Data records
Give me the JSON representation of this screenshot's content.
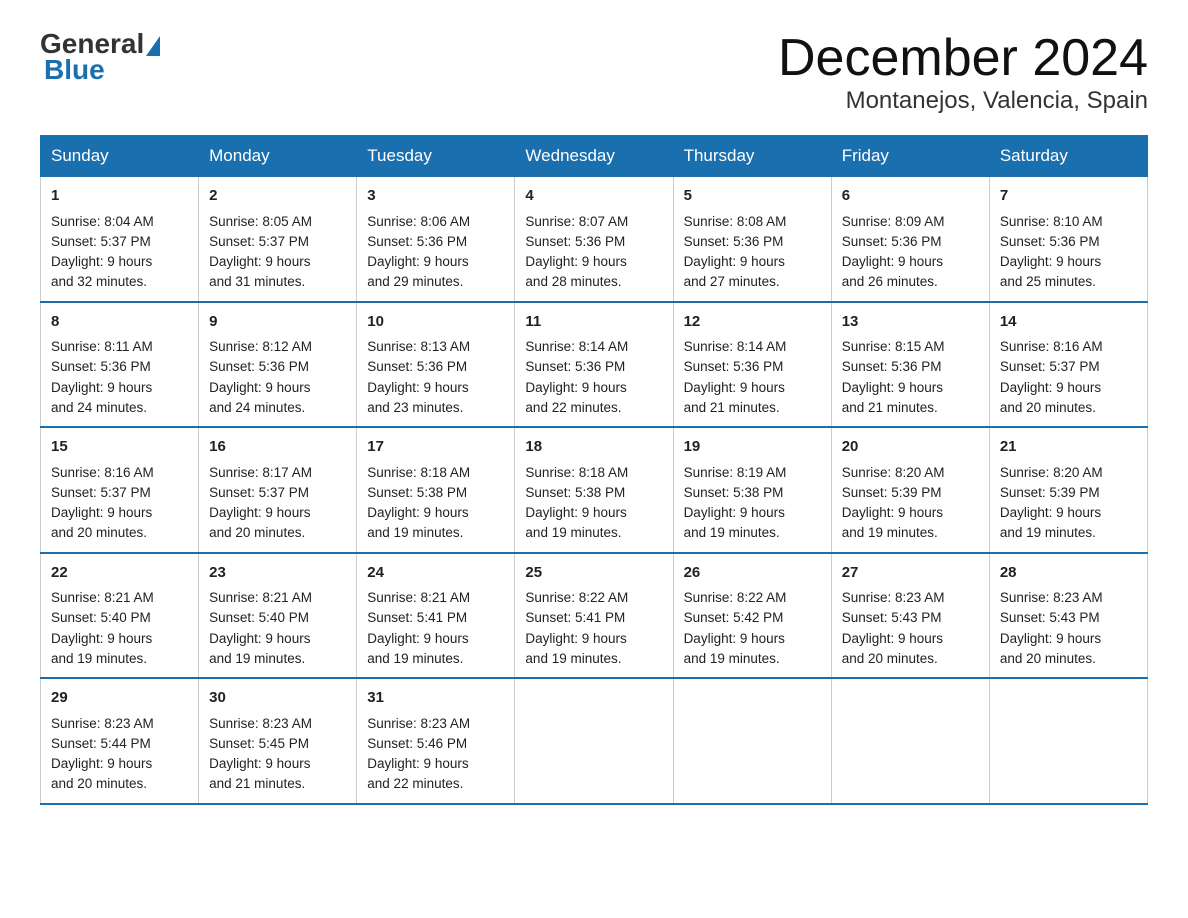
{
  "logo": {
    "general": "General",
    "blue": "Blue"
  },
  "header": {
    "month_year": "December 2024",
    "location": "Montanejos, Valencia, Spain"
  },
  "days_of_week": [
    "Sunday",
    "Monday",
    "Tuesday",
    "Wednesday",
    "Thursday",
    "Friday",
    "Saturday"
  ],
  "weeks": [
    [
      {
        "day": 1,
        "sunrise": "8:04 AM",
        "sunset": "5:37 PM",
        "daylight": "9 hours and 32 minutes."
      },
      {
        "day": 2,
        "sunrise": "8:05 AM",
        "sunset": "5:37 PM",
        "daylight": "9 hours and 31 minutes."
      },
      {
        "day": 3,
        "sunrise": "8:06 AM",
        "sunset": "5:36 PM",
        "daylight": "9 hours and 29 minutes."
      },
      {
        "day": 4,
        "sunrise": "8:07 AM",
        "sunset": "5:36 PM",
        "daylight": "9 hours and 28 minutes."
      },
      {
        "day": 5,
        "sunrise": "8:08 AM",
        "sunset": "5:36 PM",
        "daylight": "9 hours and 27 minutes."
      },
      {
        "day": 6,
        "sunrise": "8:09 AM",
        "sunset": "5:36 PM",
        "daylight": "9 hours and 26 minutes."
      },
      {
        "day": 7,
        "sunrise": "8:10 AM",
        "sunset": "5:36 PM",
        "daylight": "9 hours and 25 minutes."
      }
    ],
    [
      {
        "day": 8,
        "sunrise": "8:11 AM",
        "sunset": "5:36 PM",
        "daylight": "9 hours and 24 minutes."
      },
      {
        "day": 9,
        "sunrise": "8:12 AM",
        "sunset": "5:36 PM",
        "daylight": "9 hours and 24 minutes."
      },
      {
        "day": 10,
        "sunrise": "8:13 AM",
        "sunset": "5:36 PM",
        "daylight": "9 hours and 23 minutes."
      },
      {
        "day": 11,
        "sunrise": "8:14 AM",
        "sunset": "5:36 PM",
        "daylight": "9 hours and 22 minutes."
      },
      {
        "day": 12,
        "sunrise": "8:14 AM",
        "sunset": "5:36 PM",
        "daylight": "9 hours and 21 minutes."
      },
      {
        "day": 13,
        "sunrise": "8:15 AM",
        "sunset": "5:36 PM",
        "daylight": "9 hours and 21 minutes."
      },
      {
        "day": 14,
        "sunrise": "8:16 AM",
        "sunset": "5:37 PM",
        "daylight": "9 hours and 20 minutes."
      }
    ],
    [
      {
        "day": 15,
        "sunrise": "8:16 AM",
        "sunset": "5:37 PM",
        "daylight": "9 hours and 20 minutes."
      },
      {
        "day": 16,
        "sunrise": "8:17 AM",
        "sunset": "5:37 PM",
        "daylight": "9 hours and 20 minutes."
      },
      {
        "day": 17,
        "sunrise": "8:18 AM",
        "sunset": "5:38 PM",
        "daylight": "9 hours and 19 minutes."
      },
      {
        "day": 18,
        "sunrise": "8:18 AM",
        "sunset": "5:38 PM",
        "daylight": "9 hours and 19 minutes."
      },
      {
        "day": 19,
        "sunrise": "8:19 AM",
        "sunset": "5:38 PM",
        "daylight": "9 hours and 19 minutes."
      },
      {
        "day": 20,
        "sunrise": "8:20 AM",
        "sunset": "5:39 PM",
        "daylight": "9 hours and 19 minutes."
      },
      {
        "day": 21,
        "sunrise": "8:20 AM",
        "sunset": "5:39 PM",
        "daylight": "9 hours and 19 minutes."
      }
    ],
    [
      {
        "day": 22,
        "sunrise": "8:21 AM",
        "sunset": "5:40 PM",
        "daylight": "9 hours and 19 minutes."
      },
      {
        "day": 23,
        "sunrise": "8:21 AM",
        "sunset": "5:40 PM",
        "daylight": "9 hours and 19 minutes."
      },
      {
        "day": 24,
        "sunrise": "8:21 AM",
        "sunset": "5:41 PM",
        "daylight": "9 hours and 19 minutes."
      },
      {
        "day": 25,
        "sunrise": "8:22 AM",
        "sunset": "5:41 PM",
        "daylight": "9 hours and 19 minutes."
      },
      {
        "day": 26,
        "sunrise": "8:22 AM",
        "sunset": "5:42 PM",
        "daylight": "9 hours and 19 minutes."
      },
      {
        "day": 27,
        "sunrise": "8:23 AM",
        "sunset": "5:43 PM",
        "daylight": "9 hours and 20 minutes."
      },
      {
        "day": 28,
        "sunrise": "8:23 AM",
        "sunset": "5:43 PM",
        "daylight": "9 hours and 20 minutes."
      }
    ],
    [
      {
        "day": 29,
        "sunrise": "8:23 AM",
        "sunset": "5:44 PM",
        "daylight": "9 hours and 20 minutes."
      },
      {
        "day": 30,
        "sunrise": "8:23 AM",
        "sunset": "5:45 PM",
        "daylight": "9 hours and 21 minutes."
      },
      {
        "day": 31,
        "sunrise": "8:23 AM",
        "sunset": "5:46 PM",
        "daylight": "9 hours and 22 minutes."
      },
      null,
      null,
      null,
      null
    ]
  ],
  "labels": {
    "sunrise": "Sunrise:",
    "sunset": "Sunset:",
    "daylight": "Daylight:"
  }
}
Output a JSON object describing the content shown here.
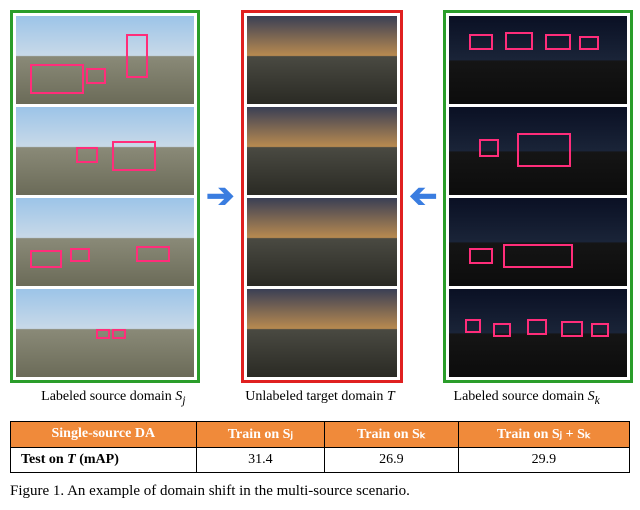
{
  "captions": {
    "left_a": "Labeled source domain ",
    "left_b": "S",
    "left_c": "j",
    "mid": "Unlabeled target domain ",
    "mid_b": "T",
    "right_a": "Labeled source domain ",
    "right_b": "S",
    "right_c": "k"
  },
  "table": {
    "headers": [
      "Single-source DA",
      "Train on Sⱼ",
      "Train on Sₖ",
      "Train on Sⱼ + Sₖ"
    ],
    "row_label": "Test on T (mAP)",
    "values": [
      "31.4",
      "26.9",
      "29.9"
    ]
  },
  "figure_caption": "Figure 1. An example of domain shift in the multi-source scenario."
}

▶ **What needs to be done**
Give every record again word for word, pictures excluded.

▶ **Answer to this task**
Give me the JSON representation of this screenshot's content.
{
  "logo": {
    "general": "General",
    "blue": "Blue"
  },
  "header": {
    "month_year": "December 2024",
    "location": "Montanejos, Valencia, Spain"
  },
  "days_of_week": [
    "Sunday",
    "Monday",
    "Tuesday",
    "Wednesday",
    "Thursday",
    "Friday",
    "Saturday"
  ],
  "weeks": [
    [
      {
        "day": 1,
        "sunrise": "8:04 AM",
        "sunset": "5:37 PM",
        "daylight": "9 hours and 32 minutes."
      },
      {
        "day": 2,
        "sunrise": "8:05 AM",
        "sunset": "5:37 PM",
        "daylight": "9 hours and 31 minutes."
      },
      {
        "day": 3,
        "sunrise": "8:06 AM",
        "sunset": "5:36 PM",
        "daylight": "9 hours and 29 minutes."
      },
      {
        "day": 4,
        "sunrise": "8:07 AM",
        "sunset": "5:36 PM",
        "daylight": "9 hours and 28 minutes."
      },
      {
        "day": 5,
        "sunrise": "8:08 AM",
        "sunset": "5:36 PM",
        "daylight": "9 hours and 27 minutes."
      },
      {
        "day": 6,
        "sunrise": "8:09 AM",
        "sunset": "5:36 PM",
        "daylight": "9 hours and 26 minutes."
      },
      {
        "day": 7,
        "sunrise": "8:10 AM",
        "sunset": "5:36 PM",
        "daylight": "9 hours and 25 minutes."
      }
    ],
    [
      {
        "day": 8,
        "sunrise": "8:11 AM",
        "sunset": "5:36 PM",
        "daylight": "9 hours and 24 minutes."
      },
      {
        "day": 9,
        "sunrise": "8:12 AM",
        "sunset": "5:36 PM",
        "daylight": "9 hours and 24 minutes."
      },
      {
        "day": 10,
        "sunrise": "8:13 AM",
        "sunset": "5:36 PM",
        "daylight": "9 hours and 23 minutes."
      },
      {
        "day": 11,
        "sunrise": "8:14 AM",
        "sunset": "5:36 PM",
        "daylight": "9 hours and 22 minutes."
      },
      {
        "day": 12,
        "sunrise": "8:14 AM",
        "sunset": "5:36 PM",
        "daylight": "9 hours and 21 minutes."
      },
      {
        "day": 13,
        "sunrise": "8:15 AM",
        "sunset": "5:36 PM",
        "daylight": "9 hours and 21 minutes."
      },
      {
        "day": 14,
        "sunrise": "8:16 AM",
        "sunset": "5:37 PM",
        "daylight": "9 hours and 20 minutes."
      }
    ],
    [
      {
        "day": 15,
        "sunrise": "8:16 AM",
        "sunset": "5:37 PM",
        "daylight": "9 hours and 20 minutes."
      },
      {
        "day": 16,
        "sunrise": "8:17 AM",
        "sunset": "5:37 PM",
        "daylight": "9 hours and 20 minutes."
      },
      {
        "day": 17,
        "sunrise": "8:18 AM",
        "sunset": "5:38 PM",
        "daylight": "9 hours and 19 minutes."
      },
      {
        "day": 18,
        "sunrise": "8:18 AM",
        "sunset": "5:38 PM",
        "daylight": "9 hours and 19 minutes."
      },
      {
        "day": 19,
        "sunrise": "8:19 AM",
        "sunset": "5:38 PM",
        "daylight": "9 hours and 19 minutes."
      },
      {
        "day": 20,
        "sunrise": "8:20 AM",
        "sunset": "5:39 PM",
        "daylight": "9 hours and 19 minutes."
      },
      {
        "day": 21,
        "sunrise": "8:20 AM",
        "sunset": "5:39 PM",
        "daylight": "9 hours and 19 minutes."
      }
    ],
    [
      {
        "day": 22,
        "sunrise": "8:21 AM",
        "sunset": "5:40 PM",
        "daylight": "9 hours and 19 minutes."
      },
      {
        "day": 23,
        "sunrise": "8:21 AM",
        "sunset": "5:40 PM",
        "daylight": "9 hours and 19 minutes."
      },
      {
        "day": 24,
        "sunrise": "8:21 AM",
        "sunset": "5:41 PM",
        "daylight": "9 hours and 19 minutes."
      },
      {
        "day": 25,
        "sunrise": "8:22 AM",
        "sunset": "5:41 PM",
        "daylight": "9 hours and 19 minutes."
      },
      {
        "day": 26,
        "sunrise": "8:22 AM",
        "sunset": "5:42 PM",
        "daylight": "9 hours and 19 minutes."
      },
      {
        "day": 27,
        "sunrise": "8:23 AM",
        "sunset": "5:43 PM",
        "daylight": "9 hours and 20 minutes."
      },
      {
        "day": 28,
        "sunrise": "8:23 AM",
        "sunset": "5:43 PM",
        "daylight": "9 hours and 20 minutes."
      }
    ],
    [
      {
        "day": 29,
        "sunrise": "8:23 AM",
        "sunset": "5:44 PM",
        "daylight": "9 hours and 20 minutes."
      },
      {
        "day": 30,
        "sunrise": "8:23 AM",
        "sunset": "5:45 PM",
        "daylight": "9 hours and 21 minutes."
      },
      {
        "day": 31,
        "sunrise": "8:23 AM",
        "sunset": "5:46 PM",
        "daylight": "9 hours and 22 minutes."
      },
      null,
      null,
      null,
      null
    ]
  ],
  "labels": {
    "sunrise": "Sunrise:",
    "sunset": "Sunset:",
    "daylight": "Daylight:"
  }
}
Output a JSON object describing the content shown here.
{
  "captions": {
    "left_a": "Labeled source domain ",
    "left_b": "S",
    "left_c": "j",
    "mid": "Unlabeled target domain ",
    "mid_b": "T",
    "right_a": "Labeled source domain ",
    "right_b": "S",
    "right_c": "k"
  },
  "table": {
    "headers": [
      "Single-source DA",
      "Train on Sⱼ",
      "Train on Sₖ",
      "Train on Sⱼ + Sₖ"
    ],
    "row_label": "Test on T (mAP)",
    "values": [
      "31.4",
      "26.9",
      "29.9"
    ]
  },
  "figure_caption": "Figure 1. An example of domain shift in the multi-source scenario."
}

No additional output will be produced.